-- TASK DETAILS --
Among the entries below, find the lines that hold the word "Apps" and report them.

DATA SUPPLIED START

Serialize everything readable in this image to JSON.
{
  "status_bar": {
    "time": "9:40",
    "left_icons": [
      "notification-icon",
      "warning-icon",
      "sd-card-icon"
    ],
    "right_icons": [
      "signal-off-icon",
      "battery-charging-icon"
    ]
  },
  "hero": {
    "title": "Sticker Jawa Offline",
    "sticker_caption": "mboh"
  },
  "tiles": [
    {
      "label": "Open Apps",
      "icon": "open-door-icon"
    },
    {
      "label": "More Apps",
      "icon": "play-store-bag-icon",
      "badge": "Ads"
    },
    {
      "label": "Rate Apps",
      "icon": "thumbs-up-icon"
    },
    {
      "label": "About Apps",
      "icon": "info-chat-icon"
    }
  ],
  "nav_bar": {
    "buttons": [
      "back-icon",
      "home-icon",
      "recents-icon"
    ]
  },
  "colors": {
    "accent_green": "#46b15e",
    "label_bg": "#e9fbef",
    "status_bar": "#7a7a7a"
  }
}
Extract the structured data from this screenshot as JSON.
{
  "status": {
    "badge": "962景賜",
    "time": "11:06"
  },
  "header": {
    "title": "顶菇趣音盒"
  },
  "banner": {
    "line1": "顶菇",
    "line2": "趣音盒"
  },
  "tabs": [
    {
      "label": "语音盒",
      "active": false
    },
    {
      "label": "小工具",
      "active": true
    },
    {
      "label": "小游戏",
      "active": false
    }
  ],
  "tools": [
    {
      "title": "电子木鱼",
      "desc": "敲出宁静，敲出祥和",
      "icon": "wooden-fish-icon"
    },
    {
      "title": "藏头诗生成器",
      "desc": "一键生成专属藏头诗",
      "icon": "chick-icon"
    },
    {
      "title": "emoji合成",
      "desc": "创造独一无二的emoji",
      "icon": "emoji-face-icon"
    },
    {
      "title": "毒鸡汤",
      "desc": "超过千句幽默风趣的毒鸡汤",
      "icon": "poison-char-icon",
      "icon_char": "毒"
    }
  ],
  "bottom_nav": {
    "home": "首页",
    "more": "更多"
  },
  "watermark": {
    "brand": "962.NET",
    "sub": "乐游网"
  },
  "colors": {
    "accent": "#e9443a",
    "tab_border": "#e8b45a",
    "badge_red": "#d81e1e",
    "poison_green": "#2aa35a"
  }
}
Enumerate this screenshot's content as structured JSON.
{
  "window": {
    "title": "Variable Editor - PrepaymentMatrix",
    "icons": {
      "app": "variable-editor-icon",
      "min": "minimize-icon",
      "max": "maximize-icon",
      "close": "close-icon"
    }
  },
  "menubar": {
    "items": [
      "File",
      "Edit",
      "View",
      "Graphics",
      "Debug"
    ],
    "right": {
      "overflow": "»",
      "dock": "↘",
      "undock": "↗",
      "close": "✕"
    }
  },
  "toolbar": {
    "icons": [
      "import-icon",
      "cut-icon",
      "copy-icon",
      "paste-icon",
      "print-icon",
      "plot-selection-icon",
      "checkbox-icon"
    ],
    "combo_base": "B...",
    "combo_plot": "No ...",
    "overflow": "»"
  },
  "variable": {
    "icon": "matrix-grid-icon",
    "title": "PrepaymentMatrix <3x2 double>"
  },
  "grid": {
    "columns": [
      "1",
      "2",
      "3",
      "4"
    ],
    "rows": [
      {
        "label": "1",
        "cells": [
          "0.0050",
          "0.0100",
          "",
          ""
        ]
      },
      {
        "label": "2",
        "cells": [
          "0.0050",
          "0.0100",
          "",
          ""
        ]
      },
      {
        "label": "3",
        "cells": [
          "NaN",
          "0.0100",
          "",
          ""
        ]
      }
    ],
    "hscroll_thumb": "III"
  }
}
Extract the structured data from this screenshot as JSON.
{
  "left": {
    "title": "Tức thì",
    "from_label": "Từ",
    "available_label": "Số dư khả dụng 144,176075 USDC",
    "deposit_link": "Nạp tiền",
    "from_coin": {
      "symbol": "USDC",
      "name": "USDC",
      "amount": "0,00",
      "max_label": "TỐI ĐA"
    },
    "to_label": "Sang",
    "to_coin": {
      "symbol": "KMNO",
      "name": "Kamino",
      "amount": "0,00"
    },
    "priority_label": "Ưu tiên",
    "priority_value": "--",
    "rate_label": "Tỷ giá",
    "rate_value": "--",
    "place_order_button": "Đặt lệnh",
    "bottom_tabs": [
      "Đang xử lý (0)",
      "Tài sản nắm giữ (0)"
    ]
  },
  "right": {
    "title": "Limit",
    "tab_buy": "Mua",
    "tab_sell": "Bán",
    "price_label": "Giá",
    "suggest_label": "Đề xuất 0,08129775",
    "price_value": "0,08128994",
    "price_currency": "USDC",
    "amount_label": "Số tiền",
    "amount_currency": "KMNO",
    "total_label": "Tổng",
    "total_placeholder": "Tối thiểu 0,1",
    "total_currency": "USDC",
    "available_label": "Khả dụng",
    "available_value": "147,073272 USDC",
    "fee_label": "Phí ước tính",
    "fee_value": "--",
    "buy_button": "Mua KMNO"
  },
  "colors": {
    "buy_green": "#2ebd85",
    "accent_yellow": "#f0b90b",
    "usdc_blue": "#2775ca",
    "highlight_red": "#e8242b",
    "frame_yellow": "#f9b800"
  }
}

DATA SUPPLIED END

-- RESPONSE FOR THIS EXERCISE --
      "label": "Open Apps",
      "label": "More Apps",
      "label": "Rate Apps",
      "label": "About Apps",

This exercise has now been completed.